Monday, December 28, 2009

The Monetary Base is exploding. So what?

Click on graphic to enlarge.

An article in Saturday's Wall Street Journal says that some big-league investors are betting that inflation will rise significantly.  The reason?  "The nation's exploding monetary base is a harbinger of inflation."  Is this right?  Probably not.

It is true that the monetary base is exploding.  See the above graph.  Normally, such surge in the monetary base would be inflationary.  The textbook story is that an increase in the monetary base will increase bank lending, which will increase the broad monetary aggregates such as M2, which in the long run leads to inflation.

That is not happening right now, however.  The broader monetary aggregates are not surging.  Much of the base is instead being held as excess reserves.

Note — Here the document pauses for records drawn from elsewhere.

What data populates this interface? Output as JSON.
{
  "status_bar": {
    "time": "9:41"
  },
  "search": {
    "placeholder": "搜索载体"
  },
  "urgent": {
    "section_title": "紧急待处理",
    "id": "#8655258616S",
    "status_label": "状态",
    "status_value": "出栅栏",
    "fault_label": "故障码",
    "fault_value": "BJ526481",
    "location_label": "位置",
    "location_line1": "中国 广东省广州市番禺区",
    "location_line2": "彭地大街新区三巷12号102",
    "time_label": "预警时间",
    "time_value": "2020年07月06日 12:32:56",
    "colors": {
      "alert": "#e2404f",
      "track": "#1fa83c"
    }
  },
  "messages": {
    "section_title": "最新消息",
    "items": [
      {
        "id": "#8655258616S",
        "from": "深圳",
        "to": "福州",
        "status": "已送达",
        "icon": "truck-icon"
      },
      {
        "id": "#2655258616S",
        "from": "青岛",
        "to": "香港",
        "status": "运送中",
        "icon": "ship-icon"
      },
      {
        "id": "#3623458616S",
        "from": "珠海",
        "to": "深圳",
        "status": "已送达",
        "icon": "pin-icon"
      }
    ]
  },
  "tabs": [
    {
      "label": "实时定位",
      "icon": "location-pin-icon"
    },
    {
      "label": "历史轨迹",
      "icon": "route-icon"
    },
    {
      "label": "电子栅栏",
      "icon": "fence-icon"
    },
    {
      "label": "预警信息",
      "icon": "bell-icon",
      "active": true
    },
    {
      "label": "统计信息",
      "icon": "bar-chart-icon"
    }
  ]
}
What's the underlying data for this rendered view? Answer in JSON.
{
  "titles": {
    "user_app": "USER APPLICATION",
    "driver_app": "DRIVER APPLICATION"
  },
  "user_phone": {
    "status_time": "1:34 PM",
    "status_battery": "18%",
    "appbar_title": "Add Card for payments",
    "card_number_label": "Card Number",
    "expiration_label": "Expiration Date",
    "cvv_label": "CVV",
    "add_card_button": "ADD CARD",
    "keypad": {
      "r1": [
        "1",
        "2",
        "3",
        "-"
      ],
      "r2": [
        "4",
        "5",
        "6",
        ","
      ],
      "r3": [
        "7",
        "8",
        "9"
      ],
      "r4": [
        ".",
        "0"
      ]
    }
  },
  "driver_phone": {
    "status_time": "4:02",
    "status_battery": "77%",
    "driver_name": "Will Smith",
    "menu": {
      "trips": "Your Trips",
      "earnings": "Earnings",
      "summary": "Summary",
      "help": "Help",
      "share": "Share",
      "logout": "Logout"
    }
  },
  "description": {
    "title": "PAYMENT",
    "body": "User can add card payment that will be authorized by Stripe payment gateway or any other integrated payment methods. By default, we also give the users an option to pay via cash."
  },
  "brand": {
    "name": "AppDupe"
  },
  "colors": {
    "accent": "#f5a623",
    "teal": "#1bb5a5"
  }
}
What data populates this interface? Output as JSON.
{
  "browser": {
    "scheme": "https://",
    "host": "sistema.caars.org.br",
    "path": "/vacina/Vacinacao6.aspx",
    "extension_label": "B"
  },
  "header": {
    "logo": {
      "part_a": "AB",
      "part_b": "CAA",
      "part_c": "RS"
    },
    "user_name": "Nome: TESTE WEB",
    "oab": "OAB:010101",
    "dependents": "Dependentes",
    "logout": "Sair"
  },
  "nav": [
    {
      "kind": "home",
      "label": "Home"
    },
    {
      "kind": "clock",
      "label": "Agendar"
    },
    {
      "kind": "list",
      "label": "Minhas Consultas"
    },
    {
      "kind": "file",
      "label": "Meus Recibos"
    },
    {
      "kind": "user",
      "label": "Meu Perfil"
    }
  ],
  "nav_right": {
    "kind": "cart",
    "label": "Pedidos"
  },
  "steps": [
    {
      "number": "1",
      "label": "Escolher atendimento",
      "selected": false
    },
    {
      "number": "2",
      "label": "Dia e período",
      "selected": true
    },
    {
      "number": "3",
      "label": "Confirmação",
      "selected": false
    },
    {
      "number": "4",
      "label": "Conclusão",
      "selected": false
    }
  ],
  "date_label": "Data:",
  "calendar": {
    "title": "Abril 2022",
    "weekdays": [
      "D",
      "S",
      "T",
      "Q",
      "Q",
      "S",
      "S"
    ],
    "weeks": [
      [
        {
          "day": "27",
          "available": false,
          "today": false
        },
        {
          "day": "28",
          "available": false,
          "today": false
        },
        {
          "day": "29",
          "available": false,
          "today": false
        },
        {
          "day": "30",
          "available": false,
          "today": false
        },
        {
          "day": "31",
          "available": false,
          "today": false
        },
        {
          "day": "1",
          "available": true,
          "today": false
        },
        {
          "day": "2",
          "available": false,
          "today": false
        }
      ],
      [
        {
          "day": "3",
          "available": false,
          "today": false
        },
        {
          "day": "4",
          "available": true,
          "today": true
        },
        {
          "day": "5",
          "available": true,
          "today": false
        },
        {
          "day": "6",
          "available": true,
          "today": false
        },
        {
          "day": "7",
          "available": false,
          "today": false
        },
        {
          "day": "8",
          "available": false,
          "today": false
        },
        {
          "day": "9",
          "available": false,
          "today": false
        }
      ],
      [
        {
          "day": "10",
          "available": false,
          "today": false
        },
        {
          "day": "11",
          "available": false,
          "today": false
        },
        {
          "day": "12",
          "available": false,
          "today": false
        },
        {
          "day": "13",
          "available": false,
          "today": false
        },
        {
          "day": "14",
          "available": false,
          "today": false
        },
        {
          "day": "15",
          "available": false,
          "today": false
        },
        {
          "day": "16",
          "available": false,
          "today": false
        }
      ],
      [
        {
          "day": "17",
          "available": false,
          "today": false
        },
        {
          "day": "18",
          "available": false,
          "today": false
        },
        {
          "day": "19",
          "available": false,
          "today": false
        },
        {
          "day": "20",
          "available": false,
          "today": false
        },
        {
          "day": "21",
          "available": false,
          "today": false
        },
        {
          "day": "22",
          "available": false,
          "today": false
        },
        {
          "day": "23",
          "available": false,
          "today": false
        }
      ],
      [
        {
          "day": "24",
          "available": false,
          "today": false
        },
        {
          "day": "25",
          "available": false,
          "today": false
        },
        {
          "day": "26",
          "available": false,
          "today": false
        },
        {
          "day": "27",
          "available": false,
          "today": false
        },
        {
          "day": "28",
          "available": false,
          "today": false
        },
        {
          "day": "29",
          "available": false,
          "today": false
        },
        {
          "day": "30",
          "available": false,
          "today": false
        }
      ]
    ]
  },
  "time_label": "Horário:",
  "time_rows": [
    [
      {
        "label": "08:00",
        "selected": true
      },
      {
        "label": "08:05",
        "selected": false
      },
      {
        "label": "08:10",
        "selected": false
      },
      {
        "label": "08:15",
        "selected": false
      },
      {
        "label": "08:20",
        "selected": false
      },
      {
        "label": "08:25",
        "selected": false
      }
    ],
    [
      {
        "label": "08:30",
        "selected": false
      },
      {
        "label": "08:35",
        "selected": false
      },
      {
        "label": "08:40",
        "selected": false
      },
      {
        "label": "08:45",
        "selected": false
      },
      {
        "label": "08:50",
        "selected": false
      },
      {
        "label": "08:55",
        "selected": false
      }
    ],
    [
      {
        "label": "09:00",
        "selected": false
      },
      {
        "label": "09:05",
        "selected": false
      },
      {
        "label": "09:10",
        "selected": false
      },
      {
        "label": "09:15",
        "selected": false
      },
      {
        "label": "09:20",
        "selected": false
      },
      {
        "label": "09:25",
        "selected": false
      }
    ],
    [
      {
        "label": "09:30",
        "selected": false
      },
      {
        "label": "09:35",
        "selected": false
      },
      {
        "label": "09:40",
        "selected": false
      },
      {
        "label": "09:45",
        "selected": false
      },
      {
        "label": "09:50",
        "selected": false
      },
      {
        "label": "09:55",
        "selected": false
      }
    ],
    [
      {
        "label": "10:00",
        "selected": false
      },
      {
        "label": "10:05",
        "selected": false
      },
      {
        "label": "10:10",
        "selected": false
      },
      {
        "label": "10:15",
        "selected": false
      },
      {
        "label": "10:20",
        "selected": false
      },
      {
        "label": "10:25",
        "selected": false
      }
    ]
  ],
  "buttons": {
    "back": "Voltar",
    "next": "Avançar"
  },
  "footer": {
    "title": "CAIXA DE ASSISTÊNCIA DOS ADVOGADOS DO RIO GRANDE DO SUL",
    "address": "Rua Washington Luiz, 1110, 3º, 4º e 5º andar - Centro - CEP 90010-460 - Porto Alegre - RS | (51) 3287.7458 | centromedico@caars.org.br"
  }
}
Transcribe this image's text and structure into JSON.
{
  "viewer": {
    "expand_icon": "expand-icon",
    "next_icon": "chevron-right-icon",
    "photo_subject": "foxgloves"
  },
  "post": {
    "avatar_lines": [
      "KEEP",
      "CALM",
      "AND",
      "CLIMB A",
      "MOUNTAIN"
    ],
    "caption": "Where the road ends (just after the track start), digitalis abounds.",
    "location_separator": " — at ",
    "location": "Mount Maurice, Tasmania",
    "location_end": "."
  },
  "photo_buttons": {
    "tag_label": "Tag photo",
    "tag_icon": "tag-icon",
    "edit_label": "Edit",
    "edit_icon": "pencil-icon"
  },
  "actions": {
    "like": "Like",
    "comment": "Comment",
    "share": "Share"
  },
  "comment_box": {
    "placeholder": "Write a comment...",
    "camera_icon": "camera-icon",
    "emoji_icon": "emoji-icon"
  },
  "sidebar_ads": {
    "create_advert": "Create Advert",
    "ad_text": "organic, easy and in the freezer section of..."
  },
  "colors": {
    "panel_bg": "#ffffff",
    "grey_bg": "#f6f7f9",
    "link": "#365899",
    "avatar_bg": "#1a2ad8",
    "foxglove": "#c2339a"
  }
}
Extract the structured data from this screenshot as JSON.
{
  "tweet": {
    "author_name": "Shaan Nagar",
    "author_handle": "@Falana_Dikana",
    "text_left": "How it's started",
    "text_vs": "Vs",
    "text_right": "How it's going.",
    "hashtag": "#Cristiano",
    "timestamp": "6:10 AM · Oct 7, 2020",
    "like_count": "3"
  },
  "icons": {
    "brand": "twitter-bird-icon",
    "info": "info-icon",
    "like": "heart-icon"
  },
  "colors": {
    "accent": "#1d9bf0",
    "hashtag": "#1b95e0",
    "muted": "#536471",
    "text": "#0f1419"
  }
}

But, you might ask, won't the inflationary logic eventually take hold as the economy recovers and banks start lending more freely?  Not necessarily.  Recall that the Fed now pays interest on reserves.  As long as the interest rate on reserves is high enough, banks should be happy to hold onto those excess reserves.  That should prevent a surge in the monetary base from being inflationary.

Here is one way to think about it.  The standard way of reducing the monetary base is open market operations.  The Fed sells Treasury bills, say, and drains reserves from the banking system, reducing the monetary base.  But consider what this means in the monetary current regime.  An open market operation merely removes interest-paying reserves from a bank's balance sheet and replaces them with interest-paying T-bills.  What difference does it make?  None at all.

Both reserves and T-bills are interest-paying obligations of the Federal government (including the Federal Reserve).  They are essentially perfect substitutes.  The monetary base, however, includes one of them but not the other, largely for historical reasons.

The bottom line is that when reserves pay interest, the monetary base is a pretty uninteresting economic statistic.

Does this mean that investors should stop worrying about inflation?  No.  Yet the worry should stem not from the monetary base but from the political economy and difficult tradeoffs facing monetary policymakers.  As the economy recovers, interest rates will likely need to rise.  Will the Bernanke Fed, feeling the political heat, get behind the curve and allow inflation to take off?  Will it decide that a little bit of inflation is not so bad compared with the alternative of risking an anemic recovery, a double dip recession, or (gasp!) congressional action to reduce Fed independence?   Maybe.  This is, I think, the right way to argue that higher future inflation is a plausible outcome.

I don't know whether such inflation worries are justified.  But I am pretty sure that the exploding monetary base is not, by itself, a reason to fear a coming surge in inflation.